"That's exactly why, although we all share the responsibility for tackling terrorism, there's a unique role for Muslims to play in countering this threat.
"British Muslims up and down the country are leading the fight against Islamist extremists by throwing them out of their mosques and by countering poison online and on the streets. It is incredibly powerful when a young Muslim man turns their back on the preachers of hate, and say: 'Your bigotry and bloodlust have no place in the modern world.'
"I want to say to all those who stand up against all forms of extremism that this government stands with you..."
Sajid Javid, Britain's Home Secretary. (Photo by Chris J Ratcliffe/Getty Images)
The trouble with Javid's tribute to those Muslims who "stand up against all forms of extremism" is that bigotry and bloodlust are not merely figments of Islamist extremists' minds that lead to their violent conduct. They stem from an authentic interpretation of Quranic verses and hadiths, which -- according to Londonistan author Melanie Phillips -- "although millions of Muslims don't subscribe to it, currently dominates the Islamic world." Sadly, worldwide, Muslims, too, are often victims of Muslim violence.
For deradicalization programs -- and counter-terrorism initiatives -- to work, they must first defy political correctness, tackle the root causes of Islamist extremism and address all related sensitive issues, including those which appear in Islamic texts.

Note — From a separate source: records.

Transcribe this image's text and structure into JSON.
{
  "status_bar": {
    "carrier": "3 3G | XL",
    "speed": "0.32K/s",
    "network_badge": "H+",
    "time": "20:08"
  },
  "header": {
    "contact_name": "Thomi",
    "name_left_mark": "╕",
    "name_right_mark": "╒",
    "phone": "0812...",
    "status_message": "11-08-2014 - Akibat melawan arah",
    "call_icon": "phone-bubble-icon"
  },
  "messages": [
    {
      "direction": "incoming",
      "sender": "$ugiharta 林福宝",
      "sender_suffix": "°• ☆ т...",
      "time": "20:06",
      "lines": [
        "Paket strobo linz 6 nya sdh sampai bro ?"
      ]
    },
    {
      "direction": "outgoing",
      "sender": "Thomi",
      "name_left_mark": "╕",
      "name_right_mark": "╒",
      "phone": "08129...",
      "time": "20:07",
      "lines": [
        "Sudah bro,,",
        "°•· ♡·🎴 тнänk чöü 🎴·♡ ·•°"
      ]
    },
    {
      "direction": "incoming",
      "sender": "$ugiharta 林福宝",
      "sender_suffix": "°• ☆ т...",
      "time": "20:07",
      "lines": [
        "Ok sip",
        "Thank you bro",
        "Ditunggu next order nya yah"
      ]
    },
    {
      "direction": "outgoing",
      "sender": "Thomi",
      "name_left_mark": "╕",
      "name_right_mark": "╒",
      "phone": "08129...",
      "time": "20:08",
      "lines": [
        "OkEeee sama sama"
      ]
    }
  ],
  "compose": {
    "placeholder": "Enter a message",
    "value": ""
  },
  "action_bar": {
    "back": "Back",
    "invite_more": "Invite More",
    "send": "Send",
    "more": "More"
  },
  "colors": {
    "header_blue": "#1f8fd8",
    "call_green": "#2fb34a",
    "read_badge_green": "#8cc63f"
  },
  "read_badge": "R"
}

British Muslims should not only participate in this endeavor, but be on the front lines, monitoring early signs of radicalization and ceasing to show sympathy for or to rationalize violence.
A. Z. Mohamed is a Muslim born and raised in the Middle East.